A few things got me through the pandemic: bags of Doritos, staring at the ocean, and Louise Penny and her Inspector Gamache book series.
For those not in the know, the series is set in Three Pines, a fictional town in Quebec. Penny writes in a way that makes you feel like you’re sitting in the Bistro with the characters. They become your friends. You want to hang out with them. You miss them during the day. For real.
Fair warning, when (not if) you read the series, don’t blame me when you have a constant hankering for fresh croissants, baguette sandwiches with brie and arugula, and bowls of cafe au lait.
The main character, Chief Inspector Gamache, recruits and trains detectives for the police force. He also has a way about him that defines integrity, loyalty, and calm.
One night (or every night) when I woke up at 2:00 AM unable to sleep, I grabbed my phone and opened up the Kindle app to the latest from Louise. Gamache had just recruited a new candidate and laid down his guideposts for how to conduct oneself to succeed in the police force:
I’m sorry. I was wrong. I don’t know. I need help.
I sat up in bed and whisper-yelled as not to wake Mike, “This is it!”
These are the guideposts ALL leaders should live by and impart to their teams.
The ability to admit I’m sorry, I was wrong, I don’t know, I need help.
When we are in the toughest of situations.
When we are feeling lost.
When we are confused.
When we are uncertain.
When we think we have to know it all.
When we believe we have to get it right.
When we’re feeling the pressure of being lonely at the top.
If leaders, if all of us, when faced with any of those challenges could say, I’m sorry. I was wrong. I don’t know. I need help.
Imagine what it would do to keep us out of assumption. To create connection through true vulnerability. To remove the pressure of having to know it all. (You don’t, and you won’t.) To admit it when we screw up. (We’re going to screw up.) To ask for help and know we are not alone.
As I sign off for the year and get ready to take a break, the times I admitted, “I need help” come to mind. The squad I have on the other end of the phone that was there to answer my call is pretty remarkable.
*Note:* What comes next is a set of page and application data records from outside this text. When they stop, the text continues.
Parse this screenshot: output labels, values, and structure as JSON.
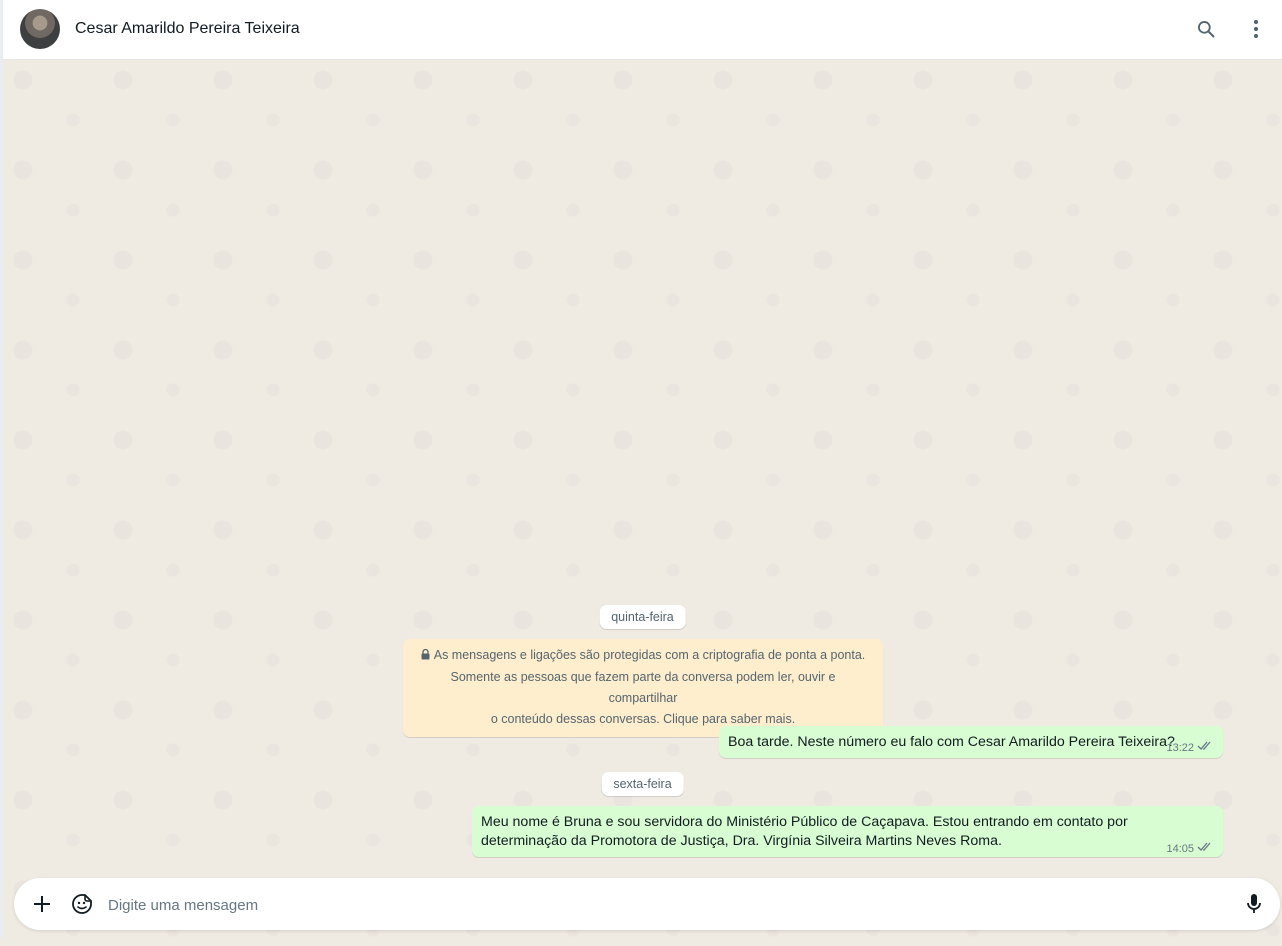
{
  "header": {
    "contact_name": "Cesar Amarildo Pereira Teixeira",
    "avatar_icon": "contact-avatar",
    "search_icon": "search-icon",
    "menu_icon": "more-vertical-icon"
  },
  "chat": {
    "date_1": "quinta-feira",
    "encryption_notice": {
      "icon": "lock-icon",
      "line1": "As mensagens e ligações são protegidas com a criptografia de ponta a ponta.",
      "line2": "Somente as pessoas que fazem parte da conversa podem ler, ouvir e compartilhar",
      "line3": "o conteúdo dessas conversas. Clique para saber mais."
    },
    "messages": [
      {
        "text": "Boa tarde. Neste número eu falo com Cesar Amarildo Pereira Teixeira?",
        "time": "13:22",
        "status": "read-double-check"
      },
      {
        "text": "Meu nome é Bruna e sou servidora do Ministério Público de Caçapava. Estou entrando em contato por determinação da Promotora de Justiça, Dra. Virgínia Silveira Martins Neves Roma.",
        "time": "14:05",
        "status": "read-double-check"
      }
    ],
    "date_2": "sexta-feira"
  },
  "composer": {
    "placeholder": "Digite uma mensagem",
    "attach_icon": "plus-icon",
    "sticker_icon": "sticker-icon",
    "mic_icon": "microphone-icon"
  },
  "colors": {
    "outgoing_bubble": "#d9fdd3",
    "chat_background": "#efeae2",
    "notice_background": "#ffeecd"
  }
}
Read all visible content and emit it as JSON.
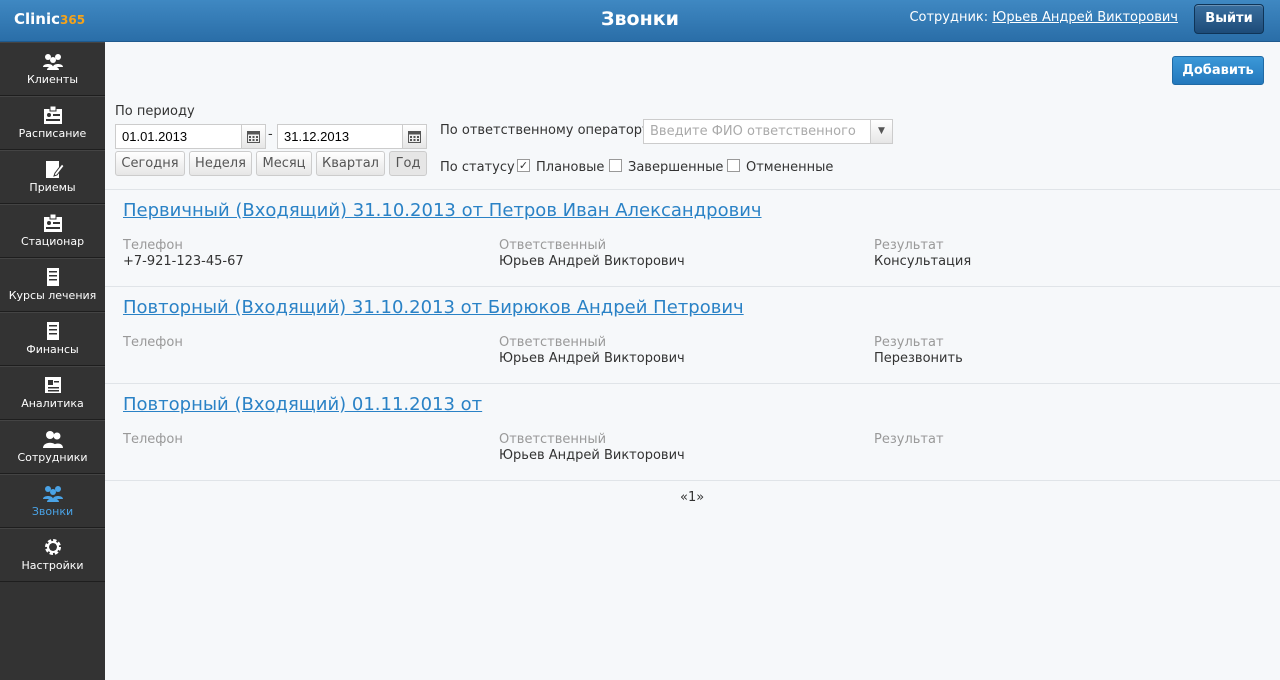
{
  "header": {
    "logo_main": "Clinic",
    "logo_num": "365",
    "title": "Звонки",
    "employee_label": "Сотрудник:",
    "employee_name": "Юрьев Андрей Викторович",
    "logout": "Выйти"
  },
  "sidebar": {
    "items": [
      {
        "label": "Клиенты",
        "icon": "users-icon"
      },
      {
        "label": "Расписание",
        "icon": "schedule-icon"
      },
      {
        "label": "Приемы",
        "icon": "appointments-icon"
      },
      {
        "label": "Стационар",
        "icon": "hospital-icon"
      },
      {
        "label": "Курсы лечения",
        "icon": "treatment-icon"
      },
      {
        "label": "Финансы",
        "icon": "finance-icon"
      },
      {
        "label": "Аналитика",
        "icon": "analytics-icon"
      },
      {
        "label": "Сотрудники",
        "icon": "staff-icon"
      },
      {
        "label": "Звонки",
        "icon": "calls-icon",
        "active": true
      },
      {
        "label": "Настройки",
        "icon": "gear-icon"
      }
    ]
  },
  "toolbar": {
    "add": "Добавить"
  },
  "filters": {
    "period_label": "По периоду",
    "date_from": "01.01.2013",
    "date_to": "31.12.2013",
    "dash": "-",
    "quick": [
      "Сегодня",
      "Неделя",
      "Месяц",
      "Квартал",
      "Год"
    ],
    "operator_label": "По ответственному оператору",
    "operator_placeholder": "Введите ФИО ответственного",
    "status_label": "По статусу",
    "statuses": [
      {
        "label": "Плановые",
        "checked": true
      },
      {
        "label": "Завершенные",
        "checked": false
      },
      {
        "label": "Отмененные",
        "checked": false
      }
    ]
  },
  "labels": {
    "phone": "Телефон",
    "responsible": "Ответственный",
    "result": "Результат"
  },
  "calls": [
    {
      "title": "Первичный (Входящий) 31.10.2013 от Петров Иван Александрович",
      "phone": "+7-921-123-45-67",
      "responsible": "Юрьев Андрей Викторович",
      "result": "Консультация"
    },
    {
      "title": "Повторный (Входящий) 31.10.2013 от Бирюков Андрей Петрович",
      "phone": "",
      "responsible": "Юрьев Андрей Викторович",
      "result": "Перезвонить"
    },
    {
      "title": "Повторный (Входящий) 01.11.2013 от",
      "phone": "",
      "responsible": "Юрьев Андрей Викторович",
      "result": ""
    }
  ],
  "pagination": "«1»"
}
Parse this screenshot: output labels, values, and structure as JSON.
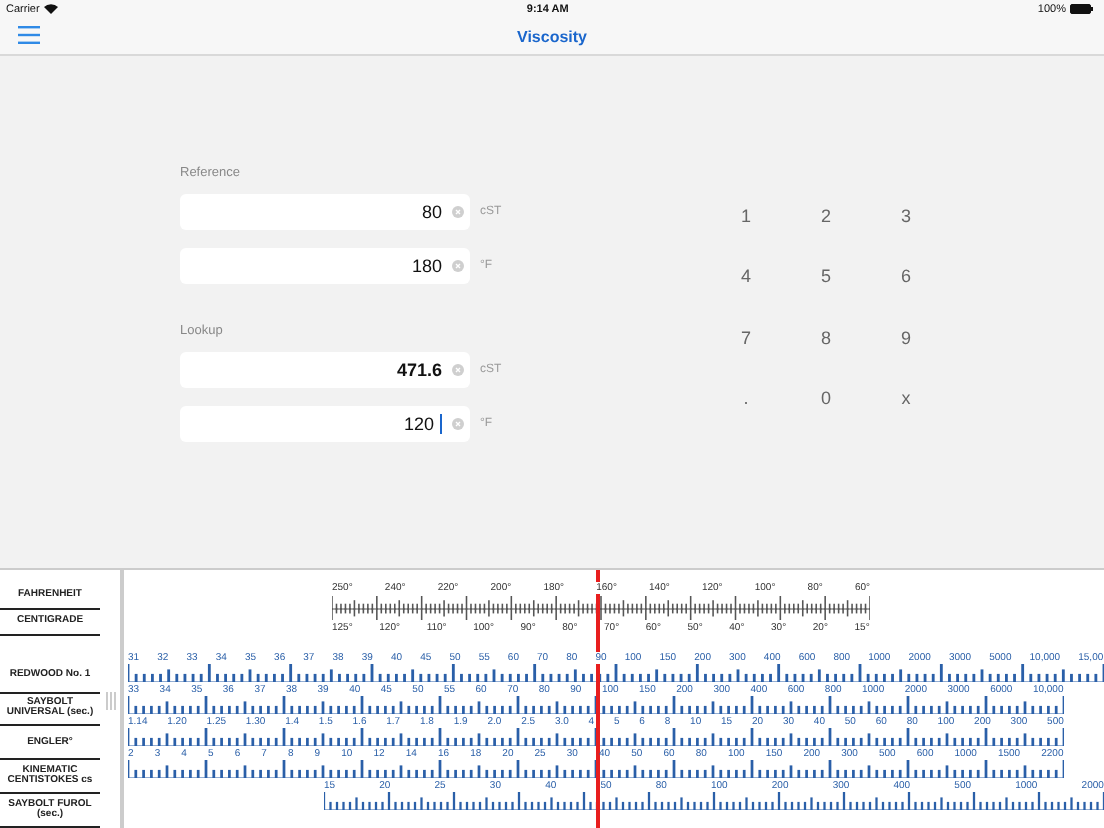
{
  "status_bar": {
    "carrier": "Carrier",
    "time": "9:14 AM",
    "battery": "100%"
  },
  "nav": {
    "title": "Viscosity"
  },
  "sections": [
    {
      "label": "Reference",
      "fields": [
        {
          "value": "80",
          "unit": "cST",
          "focused": false
        },
        {
          "value": "180",
          "unit": "°F",
          "focused": false
        }
      ]
    },
    {
      "label": "Lookup",
      "fields": [
        {
          "value": "471.6",
          "unit": "cST",
          "focused": false
        },
        {
          "value": "120",
          "unit": "°F",
          "focused": true
        }
      ]
    }
  ],
  "keypad": [
    "1",
    "2",
    "3",
    "4",
    "5",
    "6",
    "7",
    "8",
    "9",
    ".",
    "0",
    "x"
  ],
  "temperature": {
    "top_name": "FAHRENHEIT",
    "bottom_name": "CENTIGRADE",
    "top_labels": [
      "250°",
      "240°",
      "220°",
      "200°",
      "180°",
      "160°",
      "140°",
      "120°",
      "100°",
      "80°",
      "60°"
    ],
    "bottom_labels": [
      "125°",
      "120°",
      "110°",
      "100°",
      "90°",
      "80°",
      "70°",
      "60°",
      "50°",
      "40°",
      "30°",
      "20°",
      "15°"
    ]
  },
  "scales": [
    {
      "name": "REDWOOD No. 1",
      "labels": [
        "31",
        "32",
        "33",
        "34",
        "35",
        "36",
        "37",
        "38",
        "39",
        "40",
        "45",
        "50",
        "55",
        "60",
        "70",
        "80",
        "90",
        "100",
        "150",
        "200",
        "300",
        "400",
        "600",
        "800",
        "1000",
        "2000",
        "3000",
        "5000",
        "10,000",
        "15,00"
      ]
    },
    {
      "name": "SAYBOLT UNIVERSAL (sec.)",
      "labels": [
        "33",
        "34",
        "35",
        "36",
        "37",
        "38",
        "39",
        "40",
        "45",
        "50",
        "55",
        "60",
        "70",
        "80",
        "90",
        "100",
        "150",
        "200",
        "300",
        "400",
        "600",
        "800",
        "1000",
        "2000",
        "3000",
        "6000",
        "10,000"
      ]
    },
    {
      "name": "ENGLER°",
      "labels": [
        "1.14",
        "1.20",
        "1.25",
        "1.30",
        "1.4",
        "1.5",
        "1.6",
        "1.7",
        "1.8",
        "1.9",
        "2.0",
        "2.5",
        "3.0",
        "4",
        "5",
        "6",
        "8",
        "10",
        "15",
        "20",
        "30",
        "40",
        "50",
        "60",
        "80",
        "100",
        "200",
        "300",
        "500"
      ]
    },
    {
      "name": "KINEMATIC CENTISTOKES cs",
      "labels": [
        "2",
        "3",
        "4",
        "5",
        "6",
        "7",
        "8",
        "9",
        "10",
        "12",
        "14",
        "16",
        "18",
        "20",
        "25",
        "30",
        "40",
        "50",
        "60",
        "80",
        "100",
        "150",
        "200",
        "300",
        "500",
        "600",
        "1000",
        "1500",
        "2200"
      ]
    },
    {
      "name": "SAYBOLT FUROL (sec.)",
      "labels": [
        "15",
        "20",
        "25",
        "30",
        "40",
        "50",
        "80",
        "100",
        "200",
        "300",
        "400",
        "500",
        "1000",
        "2000"
      ]
    }
  ]
}
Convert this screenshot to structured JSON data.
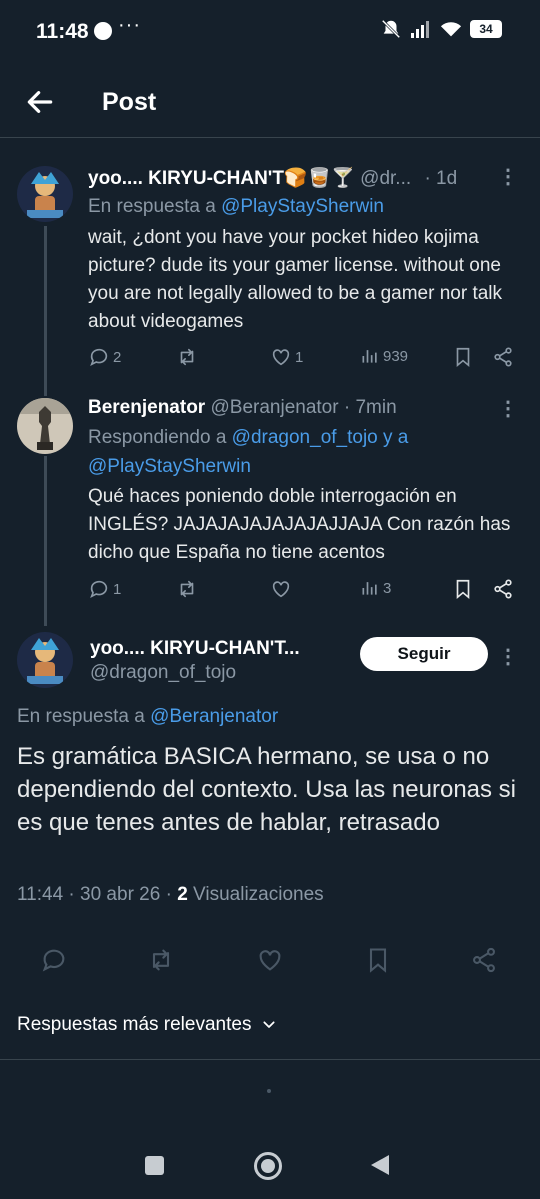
{
  "status": {
    "time": "11:48",
    "dots": "···",
    "battery": "34"
  },
  "header": {
    "title": "Post"
  },
  "tweets": [
    {
      "name": "yoo.... KIRYU-CHAN'T🍞🥃🍸",
      "handle": "@dr...",
      "time": "· 1d",
      "reply_prefix": "En respuesta a ",
      "reply_to": "@PlayStaySherwin",
      "text": "wait, ¿dont you have your pocket hideo kojima picture? dude its your gamer license. without one you are not legally allowed to be a gamer nor talk about videogames",
      "replies": "2",
      "retweets": "",
      "likes": "1",
      "views": "939"
    },
    {
      "name": "Berenjenator",
      "handle": "@Beranjenator",
      "time": "· 7min",
      "reply_prefix": "Respondiendo a ",
      "reply_to": "@dragon_of_tojo y a @PlayStaySherwin",
      "text": "Qué haces poniendo doble interrogación en INGLÉS? JAJAJAJAJAJAJAJJAJA Con razón has dicho que España no tiene acentos",
      "replies": "1",
      "retweets": "",
      "likes": "",
      "views": "3"
    }
  ],
  "main": {
    "name": "yoo.... KIRYU-CHAN'T...",
    "handle": "@dragon_of_tojo",
    "follow_label": "Seguir",
    "reply_prefix": "En respuesta a ",
    "reply_to": "@Beranjenator",
    "text": "Es gramática BASICA hermano, se usa o no dependiendo del contexto. Usa las neuronas si es que tenes antes de hablar, retrasado",
    "time": "11:44 · 30 abr 26 · ",
    "views_count": "2",
    "views_label": " Visualizaciones"
  },
  "sort_label": "Respuestas más relevantes",
  "colors": {
    "bg": "#15202b",
    "link": "#4a9ce8",
    "muted": "#8b98a5"
  }
}
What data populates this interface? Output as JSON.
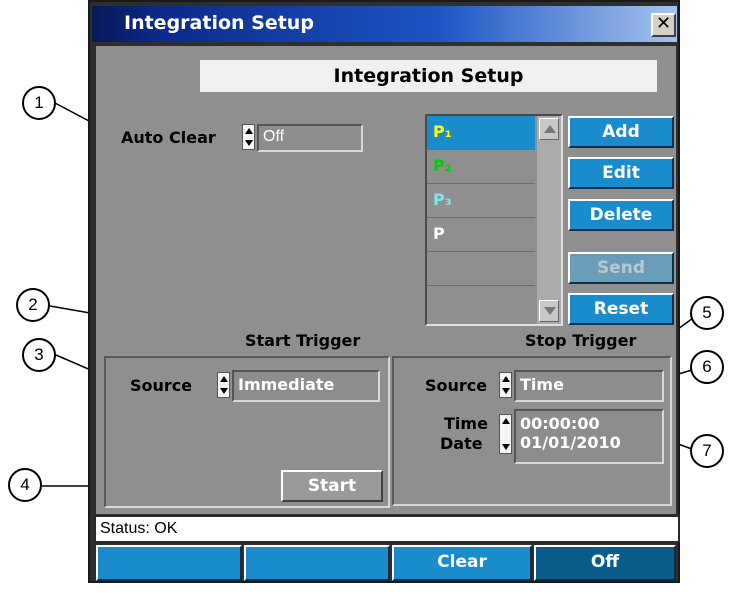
{
  "window": {
    "title": "Integration Setup",
    "close_glyph": "✕"
  },
  "header": {
    "title": "Integration Setup"
  },
  "auto_clear": {
    "label": "Auto Clear",
    "value": "Off"
  },
  "list": {
    "items": [
      {
        "label": "P₁",
        "color": "#ffff00",
        "selected": true
      },
      {
        "label": "P₂",
        "color": "#00d000",
        "selected": false
      },
      {
        "label": "P₃",
        "color": "#7fe6f0",
        "selected": false
      },
      {
        "label": "P",
        "color": "#ffffff",
        "selected": false
      },
      {
        "label": "",
        "selected": false
      },
      {
        "label": "",
        "selected": false
      }
    ]
  },
  "buttons": {
    "add": "Add",
    "edit": "Edit",
    "delete": "Delete",
    "send": "Send",
    "reset": "Reset"
  },
  "start_trigger": {
    "label": "Start Trigger",
    "source_label": "Source",
    "source_value": "Immediate",
    "start_button": "Start"
  },
  "stop_trigger": {
    "label": "Stop Trigger",
    "source_label": "Source",
    "source_value": "Time",
    "time_label": "Time",
    "date_label": "Date",
    "time_value": "00:00:00",
    "date_value": "01/01/2010"
  },
  "status": {
    "text": "Status: OK"
  },
  "bottom_bar": {
    "buttons": [
      "",
      "",
      "Clear",
      "Off"
    ]
  },
  "callouts": [
    "1",
    "2",
    "3",
    "4",
    "5",
    "6",
    "7"
  ],
  "colors": {
    "accent": "#1a8ccc",
    "panel": "#8f8f8f",
    "frame": "#2f2f2f",
    "title_gradient_start": "#071a58"
  }
}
Amy Climer, Jill Pearson, Janna Jorgensen, Alex Suchman, Jennifer Miller…and a whole bunch more were there when I needed them and helped me make it through.
Hopefully, you too are ready to put on the old OOO and have your clever, “See you next year!” messages lined up.
Hopefully you’ve got a crew of people that are there on the other end of the line when you ask for help.
Hopefully, as leaders, you can embrace and adapt these guideposts in 2023 and see the impact on your leadership, your relationships, and your well-being.
I’ll be back on January 12th. Have an awesome break and note: when you read the Gamache series, you have to read them in order. 😉